Humans, like other mammals and some insects, have their sex determined based on their chromosomes. If there are two of the same chromosomes (XX), then the individual is a female, while a different pair (XY) entails a male. This is called genetic sex determination (GSD). Reptiles work differently – their sex is determined by the temperature of the incubating eggs. This is temperature sex determination (TSD). For instance, when turtle eggs are cold males hatch, while females hatch at higher temperatures. In crocodiles, this pattern is reversed.
Bearded lizards use GSD. If there are two Z chromosomes, then the lizard is born a male, while ZW renders a female. But when Jennifer Marshall Graves raised the temperature of incubating lizard eggs a notch, the GSD was overridden to TSD. Effectively, the sex of the lizards depended on temperature. When the eggs are incubated at 34 degrees Celsius, the body seems to ignore the usual genetic instructions, and even though a lizard has ZZ chromosomes, the egg will hatch as a female. Previously, everybody thought GSD and TSD are mutually exclusive. This was 2007.
Now, Clare Holleley from the University of Canberra along with colleagues captured 131 wild bearded dragons from eastern Australia and analyzed their genetic makeup. They found 11 ZZ females. These lizards are indistinguishable from ZY females: they can mate with males, can lay eggs and nurture the young. That sounds innocent enough – just a freak of nature. But in reality, it’s a lot more complicated. And dangerous.
Holleley also bred dragon lizards in a controlled lab setting. At 30 degrees Celsius, all the eggs hatched as males. At 36 Celsius, all were female. In between, there was a mix. What’s freaky is that within just one single generation, the W chromosome had completely disappeared, and the dragons had switched completely to TSD.
“It is often thought that once a species veers down the path of chromosomal sex determination, there’s no going back,” explains Melissa Wilson-Sayres from Arizona State University.
“But this paper suggests that not only is it possible for a population jump out of the chromosomal sex determination rut, but that it actually occurs in the wild,” says Wilson-Sayres. “It’s fantastic because it shows how much variation can exist right below our noses.”
“This makes me think of the statements I’ve seen about trans individuals not being “truly male” or “truly female”, because of their (presumed) set of sex chromosomes,” she adds. “This research tells us that even with chromosomal sex determination, exceptions occur all the time. In the bearded dragon, the exception may even be a benefit, as ZZ females lay more eggs that ZW females. This tells us that we’re thinking much too simply if we say with confidence that only XX is female and XY is male.”

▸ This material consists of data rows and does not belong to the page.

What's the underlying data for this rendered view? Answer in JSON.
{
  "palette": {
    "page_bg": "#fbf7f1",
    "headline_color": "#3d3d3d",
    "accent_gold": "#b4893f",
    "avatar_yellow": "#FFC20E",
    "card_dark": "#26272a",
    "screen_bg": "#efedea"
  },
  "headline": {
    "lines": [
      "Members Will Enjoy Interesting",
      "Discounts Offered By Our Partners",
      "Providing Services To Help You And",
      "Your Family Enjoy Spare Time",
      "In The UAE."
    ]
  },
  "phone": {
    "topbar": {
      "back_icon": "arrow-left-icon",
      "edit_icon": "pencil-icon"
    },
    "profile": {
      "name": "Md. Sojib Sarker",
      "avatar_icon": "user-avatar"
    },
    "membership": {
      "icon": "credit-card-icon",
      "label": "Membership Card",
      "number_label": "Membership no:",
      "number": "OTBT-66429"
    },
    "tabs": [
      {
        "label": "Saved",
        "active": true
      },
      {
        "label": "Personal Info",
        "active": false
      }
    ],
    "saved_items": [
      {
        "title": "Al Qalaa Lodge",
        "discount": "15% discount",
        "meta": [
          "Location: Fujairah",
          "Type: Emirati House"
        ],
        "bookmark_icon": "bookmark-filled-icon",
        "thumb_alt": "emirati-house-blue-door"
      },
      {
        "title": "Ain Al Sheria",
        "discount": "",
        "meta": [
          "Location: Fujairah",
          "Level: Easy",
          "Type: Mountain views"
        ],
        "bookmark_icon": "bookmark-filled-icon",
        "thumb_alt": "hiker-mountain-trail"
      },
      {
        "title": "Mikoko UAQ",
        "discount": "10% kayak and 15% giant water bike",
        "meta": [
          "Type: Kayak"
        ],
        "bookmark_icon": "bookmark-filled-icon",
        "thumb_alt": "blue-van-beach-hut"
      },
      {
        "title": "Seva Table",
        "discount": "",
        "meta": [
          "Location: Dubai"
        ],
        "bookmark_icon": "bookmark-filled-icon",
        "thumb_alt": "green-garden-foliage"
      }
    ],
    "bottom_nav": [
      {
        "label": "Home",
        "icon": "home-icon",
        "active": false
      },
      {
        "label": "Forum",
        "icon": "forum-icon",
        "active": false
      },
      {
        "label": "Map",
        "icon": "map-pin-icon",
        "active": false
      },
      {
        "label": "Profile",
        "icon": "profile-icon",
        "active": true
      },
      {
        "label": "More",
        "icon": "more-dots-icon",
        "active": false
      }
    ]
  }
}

The paper warns that if climate change intensives, sex reversal could increase among all dragon lizard populations, completely wiping out the W chromosome generation by generation. In the wild, of course, this reversal might be more gradual than in the lab. In time, males will become rarer until the species will become predominantly female. Extinction is just a step away. Then again, this is a reptile behaviour, and reptiles have survived through various temperature fluctuations. But then again, the rate of warming we’re experiencing today is quite steep. There might be no time to adapt. This raises questions about reptile sex determination adaptation at large.